March 19th, 2001

A project to enhance Great River Medical Center’s geothermal system began Saturday, March 10, and is expected to continue through June. Two well-drilling rigs will be working daily, punching 240 holes 270 feet deep into the earth. The project will add to the system’s already exemplary energy-efficiency and cost-saving capabilities.

“Our current energy cost per square foot falls in the lower fifth percentile,” the hospital’s Development Director Steve Leavitt said. “We’re very proud of the efficiency we already have, but the real experience of operating this facility through all seasons has given us a better idea of how it works and ways it can improve. The wells will allow us to even out the winter and summer extremes.

“When the well system becomes operational, we’ll have better abilities to maintain optimal operating efficiencies because the water temperature in the wells remains a constant 60 degrees,” Leavitt said.

Geothermal systems save energy. Instead of burning fuel, heat is exchanged from one source to another. Two 150-horsepower pumps push water through a looped piping system that extends from the building to the bottom of the 15-acre manmade lake. The 82 miles of closed pipes are filled with city water and an antibacterial additive. To heat the buildings, the pump moves heat energy from the lake into the building. To cool the building, the pump draws heat from the building and transfers it to the ground.

Two years ago, Great River Medical Center earned a $2 million rebate from Alliant Energy for the initial geothermal system. The hospital will receive another $60,000 rebate for using the wells.

The geothermal system has won several state, regional and national awards since it became operational in February 1999. Last year, the system won a first-place award for Energy Efficiency from Energy User News magazine, and two awards from the State of Iowa for energy efficiency and the use of renewable energy.

More recently, on March 9, 2001, the Associated Builders and Contractors presented the first national awards for the project to Brockway Mechanical and Roofing and Shaw Electric. In January, KJWW Engineering Consultants from Rock Island, Ill., received the 2001 Engineering Excellence Award from the Consulting Engineers Council of Illinois for developing what is believed to be the world’s largest lake-coupled geothermal system.

The system also has received attention worldwide from organizations interested in installing a similar system. Two contingents of engineering groups and project owners from Japan and several from the United States recently have traveled to West Burlington to see and learn more about the system.

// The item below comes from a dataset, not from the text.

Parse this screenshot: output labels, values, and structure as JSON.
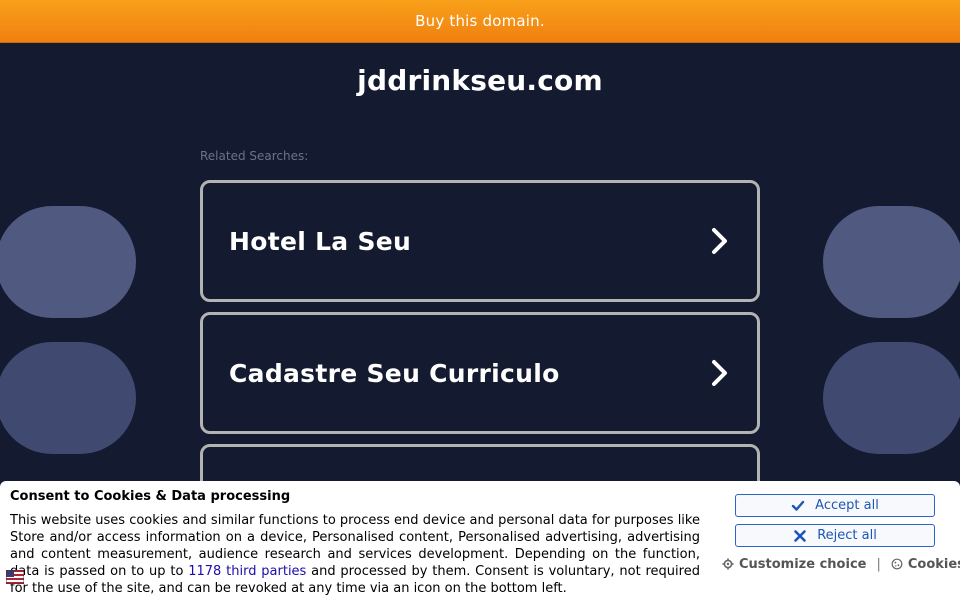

“Although its proven technology, people still are waiting to see the success we have,” Leavitt said. “This winter’s high heating costs have driven people to search for options to natural gas. Geothermal is the hot topic of energy-efficient systems.”